▸ AIM OF THE TASK
The expected answer is a bare count of the lines in the data below that contain "comment".

▸ Interface dataset entries
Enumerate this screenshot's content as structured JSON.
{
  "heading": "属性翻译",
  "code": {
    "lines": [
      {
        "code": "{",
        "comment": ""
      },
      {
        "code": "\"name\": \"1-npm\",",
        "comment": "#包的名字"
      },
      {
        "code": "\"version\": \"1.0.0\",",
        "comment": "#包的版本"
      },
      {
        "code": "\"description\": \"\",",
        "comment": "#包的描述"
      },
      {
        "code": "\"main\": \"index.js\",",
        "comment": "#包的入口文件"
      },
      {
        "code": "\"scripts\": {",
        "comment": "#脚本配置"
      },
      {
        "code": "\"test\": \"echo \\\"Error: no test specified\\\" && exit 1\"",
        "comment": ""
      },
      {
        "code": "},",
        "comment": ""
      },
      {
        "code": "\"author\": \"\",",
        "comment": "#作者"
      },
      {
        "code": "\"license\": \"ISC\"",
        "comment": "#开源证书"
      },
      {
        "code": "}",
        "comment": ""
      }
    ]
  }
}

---

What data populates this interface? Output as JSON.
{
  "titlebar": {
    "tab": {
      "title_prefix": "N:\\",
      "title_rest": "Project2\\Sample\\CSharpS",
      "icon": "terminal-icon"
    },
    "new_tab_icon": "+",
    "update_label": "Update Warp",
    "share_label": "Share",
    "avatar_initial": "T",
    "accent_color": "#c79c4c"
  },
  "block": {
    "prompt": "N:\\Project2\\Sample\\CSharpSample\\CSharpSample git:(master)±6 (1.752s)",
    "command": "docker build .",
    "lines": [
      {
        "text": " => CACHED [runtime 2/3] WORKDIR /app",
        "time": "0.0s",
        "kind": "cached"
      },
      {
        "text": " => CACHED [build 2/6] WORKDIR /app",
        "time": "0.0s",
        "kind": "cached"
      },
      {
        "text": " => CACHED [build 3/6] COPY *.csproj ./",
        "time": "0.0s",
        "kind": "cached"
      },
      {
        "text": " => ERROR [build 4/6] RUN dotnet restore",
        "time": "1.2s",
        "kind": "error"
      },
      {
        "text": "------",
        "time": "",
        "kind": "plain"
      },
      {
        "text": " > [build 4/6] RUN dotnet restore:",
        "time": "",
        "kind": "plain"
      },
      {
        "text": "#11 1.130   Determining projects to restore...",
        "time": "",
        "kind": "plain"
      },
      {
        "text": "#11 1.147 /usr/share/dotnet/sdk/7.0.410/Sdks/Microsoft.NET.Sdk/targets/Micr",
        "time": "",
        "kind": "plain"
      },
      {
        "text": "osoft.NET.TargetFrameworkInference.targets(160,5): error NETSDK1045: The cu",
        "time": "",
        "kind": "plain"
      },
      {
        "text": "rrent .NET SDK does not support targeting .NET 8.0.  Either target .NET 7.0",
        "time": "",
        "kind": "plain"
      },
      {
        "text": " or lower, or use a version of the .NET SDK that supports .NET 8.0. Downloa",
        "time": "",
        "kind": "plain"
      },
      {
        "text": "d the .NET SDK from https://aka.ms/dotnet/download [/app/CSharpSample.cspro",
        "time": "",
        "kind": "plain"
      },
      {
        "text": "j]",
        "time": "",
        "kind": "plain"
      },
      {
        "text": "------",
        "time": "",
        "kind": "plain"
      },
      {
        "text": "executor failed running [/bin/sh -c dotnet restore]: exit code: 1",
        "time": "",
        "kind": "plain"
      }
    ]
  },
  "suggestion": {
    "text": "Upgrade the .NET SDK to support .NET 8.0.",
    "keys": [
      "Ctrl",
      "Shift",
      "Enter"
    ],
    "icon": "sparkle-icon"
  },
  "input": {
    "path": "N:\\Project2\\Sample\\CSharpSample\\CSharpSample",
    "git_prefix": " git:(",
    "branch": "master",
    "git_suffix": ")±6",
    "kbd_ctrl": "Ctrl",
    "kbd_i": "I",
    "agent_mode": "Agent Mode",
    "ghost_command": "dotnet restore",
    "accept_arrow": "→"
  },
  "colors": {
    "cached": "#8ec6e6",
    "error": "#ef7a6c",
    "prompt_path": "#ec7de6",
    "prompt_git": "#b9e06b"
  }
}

▸ TASK RESULT
11